#### [How to complete this task]
Copy every record exactly, with nothing left out.

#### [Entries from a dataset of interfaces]
—————

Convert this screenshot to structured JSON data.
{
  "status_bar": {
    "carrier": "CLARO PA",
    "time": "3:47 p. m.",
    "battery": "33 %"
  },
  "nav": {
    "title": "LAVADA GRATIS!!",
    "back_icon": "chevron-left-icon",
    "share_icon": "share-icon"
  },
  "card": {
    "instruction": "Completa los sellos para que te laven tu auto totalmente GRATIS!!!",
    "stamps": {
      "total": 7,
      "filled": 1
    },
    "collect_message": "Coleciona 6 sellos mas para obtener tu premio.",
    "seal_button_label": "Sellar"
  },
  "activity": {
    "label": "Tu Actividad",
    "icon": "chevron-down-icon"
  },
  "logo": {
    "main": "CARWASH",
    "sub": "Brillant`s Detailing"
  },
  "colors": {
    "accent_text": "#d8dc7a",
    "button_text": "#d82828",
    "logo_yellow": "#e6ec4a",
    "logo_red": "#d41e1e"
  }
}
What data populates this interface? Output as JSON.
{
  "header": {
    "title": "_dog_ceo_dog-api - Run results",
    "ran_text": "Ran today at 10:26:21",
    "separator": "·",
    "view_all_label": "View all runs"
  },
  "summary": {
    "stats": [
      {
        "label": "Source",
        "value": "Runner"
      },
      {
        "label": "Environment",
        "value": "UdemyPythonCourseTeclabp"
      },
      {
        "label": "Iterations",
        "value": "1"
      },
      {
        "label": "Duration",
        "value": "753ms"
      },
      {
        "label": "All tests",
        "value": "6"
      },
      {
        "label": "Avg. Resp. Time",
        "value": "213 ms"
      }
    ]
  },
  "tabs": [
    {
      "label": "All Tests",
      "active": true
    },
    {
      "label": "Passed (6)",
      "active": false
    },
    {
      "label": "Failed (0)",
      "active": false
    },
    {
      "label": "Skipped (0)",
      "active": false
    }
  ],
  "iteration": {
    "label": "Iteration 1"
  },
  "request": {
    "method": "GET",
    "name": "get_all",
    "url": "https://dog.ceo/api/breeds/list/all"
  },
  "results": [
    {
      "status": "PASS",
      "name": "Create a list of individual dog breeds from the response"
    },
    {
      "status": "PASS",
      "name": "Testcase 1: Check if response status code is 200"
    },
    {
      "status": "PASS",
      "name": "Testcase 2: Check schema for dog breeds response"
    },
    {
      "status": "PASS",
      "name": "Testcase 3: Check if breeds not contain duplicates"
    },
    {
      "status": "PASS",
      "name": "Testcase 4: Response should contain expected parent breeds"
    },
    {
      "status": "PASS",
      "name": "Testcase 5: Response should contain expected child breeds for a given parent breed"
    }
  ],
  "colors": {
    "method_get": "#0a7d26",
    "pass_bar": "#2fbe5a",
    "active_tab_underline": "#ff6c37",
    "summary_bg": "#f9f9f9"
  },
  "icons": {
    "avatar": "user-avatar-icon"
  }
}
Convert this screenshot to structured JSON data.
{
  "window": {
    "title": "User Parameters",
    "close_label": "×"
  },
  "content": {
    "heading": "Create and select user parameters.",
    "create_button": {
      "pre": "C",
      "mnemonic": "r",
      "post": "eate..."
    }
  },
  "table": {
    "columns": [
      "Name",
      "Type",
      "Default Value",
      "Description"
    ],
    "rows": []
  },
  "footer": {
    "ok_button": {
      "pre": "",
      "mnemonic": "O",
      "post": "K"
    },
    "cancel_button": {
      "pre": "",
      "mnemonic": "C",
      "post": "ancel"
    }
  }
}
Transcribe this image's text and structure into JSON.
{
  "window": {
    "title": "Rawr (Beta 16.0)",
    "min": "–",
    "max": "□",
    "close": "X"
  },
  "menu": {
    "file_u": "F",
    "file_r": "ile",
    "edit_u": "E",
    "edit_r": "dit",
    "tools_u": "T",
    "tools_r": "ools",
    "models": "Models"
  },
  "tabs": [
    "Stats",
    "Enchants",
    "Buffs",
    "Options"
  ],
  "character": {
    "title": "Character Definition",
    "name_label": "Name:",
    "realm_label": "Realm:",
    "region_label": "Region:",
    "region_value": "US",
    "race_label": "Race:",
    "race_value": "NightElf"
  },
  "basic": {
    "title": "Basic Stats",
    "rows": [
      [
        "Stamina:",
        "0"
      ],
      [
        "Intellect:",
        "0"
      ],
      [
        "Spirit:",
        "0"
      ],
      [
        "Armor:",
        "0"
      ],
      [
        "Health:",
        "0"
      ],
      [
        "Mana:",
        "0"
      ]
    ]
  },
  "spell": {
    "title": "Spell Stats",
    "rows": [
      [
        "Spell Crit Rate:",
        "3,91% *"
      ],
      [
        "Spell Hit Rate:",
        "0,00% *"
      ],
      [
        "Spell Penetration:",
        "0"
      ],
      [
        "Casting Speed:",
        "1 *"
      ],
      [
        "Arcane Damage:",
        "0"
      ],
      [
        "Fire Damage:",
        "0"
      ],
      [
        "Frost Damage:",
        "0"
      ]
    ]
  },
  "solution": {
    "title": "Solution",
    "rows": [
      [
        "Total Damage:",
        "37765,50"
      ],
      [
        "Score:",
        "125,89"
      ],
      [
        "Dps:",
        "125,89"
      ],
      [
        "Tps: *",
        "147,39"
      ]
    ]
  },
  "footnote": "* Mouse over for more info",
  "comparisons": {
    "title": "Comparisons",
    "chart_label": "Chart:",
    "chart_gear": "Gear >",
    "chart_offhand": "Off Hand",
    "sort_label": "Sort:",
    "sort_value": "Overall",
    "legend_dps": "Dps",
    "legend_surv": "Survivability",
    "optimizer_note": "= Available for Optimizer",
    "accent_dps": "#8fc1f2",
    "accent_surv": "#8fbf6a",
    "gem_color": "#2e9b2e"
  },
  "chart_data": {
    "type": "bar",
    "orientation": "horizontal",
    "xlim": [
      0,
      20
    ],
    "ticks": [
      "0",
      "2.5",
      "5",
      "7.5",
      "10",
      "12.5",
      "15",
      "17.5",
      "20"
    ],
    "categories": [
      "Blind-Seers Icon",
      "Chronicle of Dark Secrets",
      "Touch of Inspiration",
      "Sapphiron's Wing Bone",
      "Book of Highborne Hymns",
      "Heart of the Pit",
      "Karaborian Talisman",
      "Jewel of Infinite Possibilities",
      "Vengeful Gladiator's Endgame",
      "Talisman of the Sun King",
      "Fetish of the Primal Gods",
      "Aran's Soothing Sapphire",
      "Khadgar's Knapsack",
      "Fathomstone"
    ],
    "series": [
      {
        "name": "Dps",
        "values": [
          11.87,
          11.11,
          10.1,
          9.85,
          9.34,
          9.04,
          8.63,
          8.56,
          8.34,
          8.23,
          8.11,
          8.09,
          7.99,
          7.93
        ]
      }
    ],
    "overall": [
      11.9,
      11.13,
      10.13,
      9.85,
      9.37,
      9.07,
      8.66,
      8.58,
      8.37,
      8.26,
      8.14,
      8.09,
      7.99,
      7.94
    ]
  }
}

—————

#### [Result of this exercise]
Convert this screenshot to structured JSON data.
{
  "status_bar": {
    "carrier": "CLARO PA",
    "time": "3:47 p. m.",
    "battery": "33 %"
  },
  "nav": {
    "title": "LAVADA GRATIS!!",
    "back_icon": "chevron-left-icon",
    "share_icon": "share-icon"
  },
  "card": {
    "instruction": "Completa los sellos para que te laven tu auto totalmente GRATIS!!!",
    "stamps": {
      "total": 7,
      "filled": 1
    },
    "collect_message": "Coleciona 6 sellos mas para obtener tu premio.",
    "seal_button_label": "Sellar"
  },
  "activity": {
    "label": "Tu Actividad",
    "icon": "chevron-down-icon"
  },
  "logo": {
    "main": "CARWASH",
    "sub": "Brillant`s Detailing"
  },
  "colors": {
    "accent_text": "#d8dc7a",
    "button_text": "#d82828",
    "logo_yellow": "#e6ec4a",
    "logo_red": "#d41e1e"
  }
}
What data populates this interface? Output as JSON.
{
  "header": {
    "title": "_dog_ceo_dog-api - Run results",
    "ran_text": "Ran today at 10:26:21",
    "separator": "·",
    "view_all_label": "View all runs"
  },
  "summary": {
    "stats": [
      {
        "label": "Source",
        "value": "Runner"
      },
      {
        "label": "Environment",
        "value": "UdemyPythonCourseTeclabp"
      },
      {
        "label": "Iterations",
        "value": "1"
      },
      {
        "label": "Duration",
        "value": "753ms"
      },
      {
        "label": "All tests",
        "value": "6"
      },
      {
        "label": "Avg. Resp. Time",
        "value": "213 ms"
      }
    ]
  },
  "tabs": [
    {
      "label": "All Tests",
      "active": true
    },
    {
      "label": "Passed (6)",
      "active": false
    },
    {
      "label": "Failed (0)",
      "active": false
    },
    {
      "label": "Skipped (0)",
      "active": false
    }
  ],
  "iteration": {
    "label": "Iteration 1"
  },
  "request": {
    "method": "GET",
    "name": "get_all",
    "url": "https://dog.ceo/api/breeds/list/all"
  },
  "results": [
    {
      "status": "PASS",
      "name": "Create a list of individual dog breeds from the response"
    },
    {
      "status": "PASS",
      "name": "Testcase 1: Check if response status code is 200"
    },
    {
      "status": "PASS",
      "name": "Testcase 2: Check schema for dog breeds response"
    },
    {
      "status": "PASS",
      "name": "Testcase 3: Check if breeds not contain duplicates"
    },
    {
      "status": "PASS",
      "name": "Testcase 4: Response should contain expected parent breeds"
    },
    {
      "status": "PASS",
      "name": "Testcase 5: Response should contain expected child breeds for a given parent breed"
    }
  ],
  "colors": {
    "method_get": "#0a7d26",
    "pass_bar": "#2fbe5a",
    "active_tab_underline": "#ff6c37",
    "summary_bg": "#f9f9f9"
  },
  "icons": {
    "avatar": "user-avatar-icon"
  }
}
Convert this screenshot to structured JSON data.
{
  "window": {
    "title": "User Parameters",
    "close_label": "×"
  },
  "content": {
    "heading": "Create and select user parameters.",
    "create_button": {
      "pre": "C",
      "mnemonic": "r",
      "post": "eate..."
    }
  },
  "table": {
    "columns": [
      "Name",
      "Type",
      "Default Value",
      "Description"
    ],
    "rows": []
  },
  "footer": {
    "ok_button": {
      "pre": "",
      "mnemonic": "O",
      "post": "K"
    },
    "cancel_button": {
      "pre": "",
      "mnemonic": "C",
      "post": "ancel"
    }
  }
}
Transcribe this image's text and structure into JSON.
{
  "window": {
    "title": "Rawr (Beta 16.0)",
    "min": "–",
    "max": "□",
    "close": "X"
  },
  "menu": {
    "file_u": "F",
    "file_r": "ile",
    "edit_u": "E",
    "edit_r": "dit",
    "tools_u": "T",
    "tools_r": "ools",
    "models": "Models"
  },
  "tabs": [
    "Stats",
    "Enchants",
    "Buffs",
    "Options"
  ],
  "character": {
    "title": "Character Definition",
    "name_label": "Name:",
    "realm_label": "Realm:",
    "region_label": "Region:",
    "region_value": "US",
    "race_label": "Race:",
    "race_value": "NightElf"
  },
  "basic": {
    "title": "Basic Stats",
    "rows": [
      [
        "Stamina:",
        "0"
      ],
      [
        "Intellect:",
        "0"
      ],
      [
        "Spirit:",
        "0"
      ],
      [
        "Armor:",
        "0"
      ],
      [
        "Health:",
        "0"
      ],
      [
        "Mana:",
        "0"
      ]
    ]
  },
  "spell": {
    "title": "Spell Stats",
    "rows": [
      [
        "Spell Crit Rate:",
        "3,91% *"
      ],
      [
        "Spell Hit Rate:",
        "0,00% *"
      ],
      [
        "Spell Penetration:",
        "0"
      ],
      [
        "Casting Speed:",
        "1 *"
      ],
      [
        "Arcane Damage:",
        "0"
      ],
      [
        "Fire Damage:",
        "0"
      ],
      [
        "Frost Damage:",
        "0"
      ]
    ]
  },
  "solution": {
    "title": "Solution",
    "rows": [
      [
        "Total Damage:",
        "37765,50"
      ],
      [
        "Score:",
        "125,89"
      ],
      [
        "Dps:",
        "125,89"
      ],
      [
        "Tps: *",
        "147,39"
      ]
    ]
  },
  "footnote": "* Mouse over for more info",
  "comparisons": {
    "title": "Comparisons",
    "chart_label": "Chart:",
    "chart_gear": "Gear >",
    "chart_offhand": "Off Hand",
    "sort_label": "Sort:",
    "sort_value": "Overall",
    "legend_dps": "Dps",
    "legend_surv": "Survivability",
    "optimizer_note": "= Available for Optimizer",
    "accent_dps": "#8fc1f2",
    "accent_surv": "#8fbf6a",
    "gem_color": "#2e9b2e"
  },
  "chart_data": {
    "type": "bar",
    "orientation": "horizontal",
    "xlim": [
      0,
      20
    ],
    "ticks": [
      "0",
      "2.5",
      "5",
      "7.5",
      "10",
      "12.5",
      "15",
      "17.5",
      "20"
    ],
    "categories": [
      "Blind-Seers Icon",
      "Chronicle of Dark Secrets",
      "Touch of Inspiration",
      "Sapphiron's Wing Bone",
      "Book of Highborne Hymns",
      "Heart of the Pit",
      "Karaborian Talisman",
      "Jewel of Infinite Possibilities",
      "Vengeful Gladiator's Endgame",
      "Talisman of the Sun King",
      "Fetish of the Primal Gods",
      "Aran's Soothing Sapphire",
      "Khadgar's Knapsack",
      "Fathomstone"
    ],
    "series": [
      {
        "name": "Dps",
        "values": [
          11.87,
          11.11,
          10.1,
          9.85,
          9.34,
          9.04,
          8.63,
          8.56,
          8.34,
          8.23,
          8.11,
          8.09,
          7.99,
          7.93
        ]
      }
    ],
    "overall": [
      11.9,
      11.13,
      10.13,
      9.85,
      9.37,
      9.07,
      8.66,
      8.58,
      8.37,
      8.26,
      8.14,
      8.09,
      7.99,
      7.94
    ]
  }
}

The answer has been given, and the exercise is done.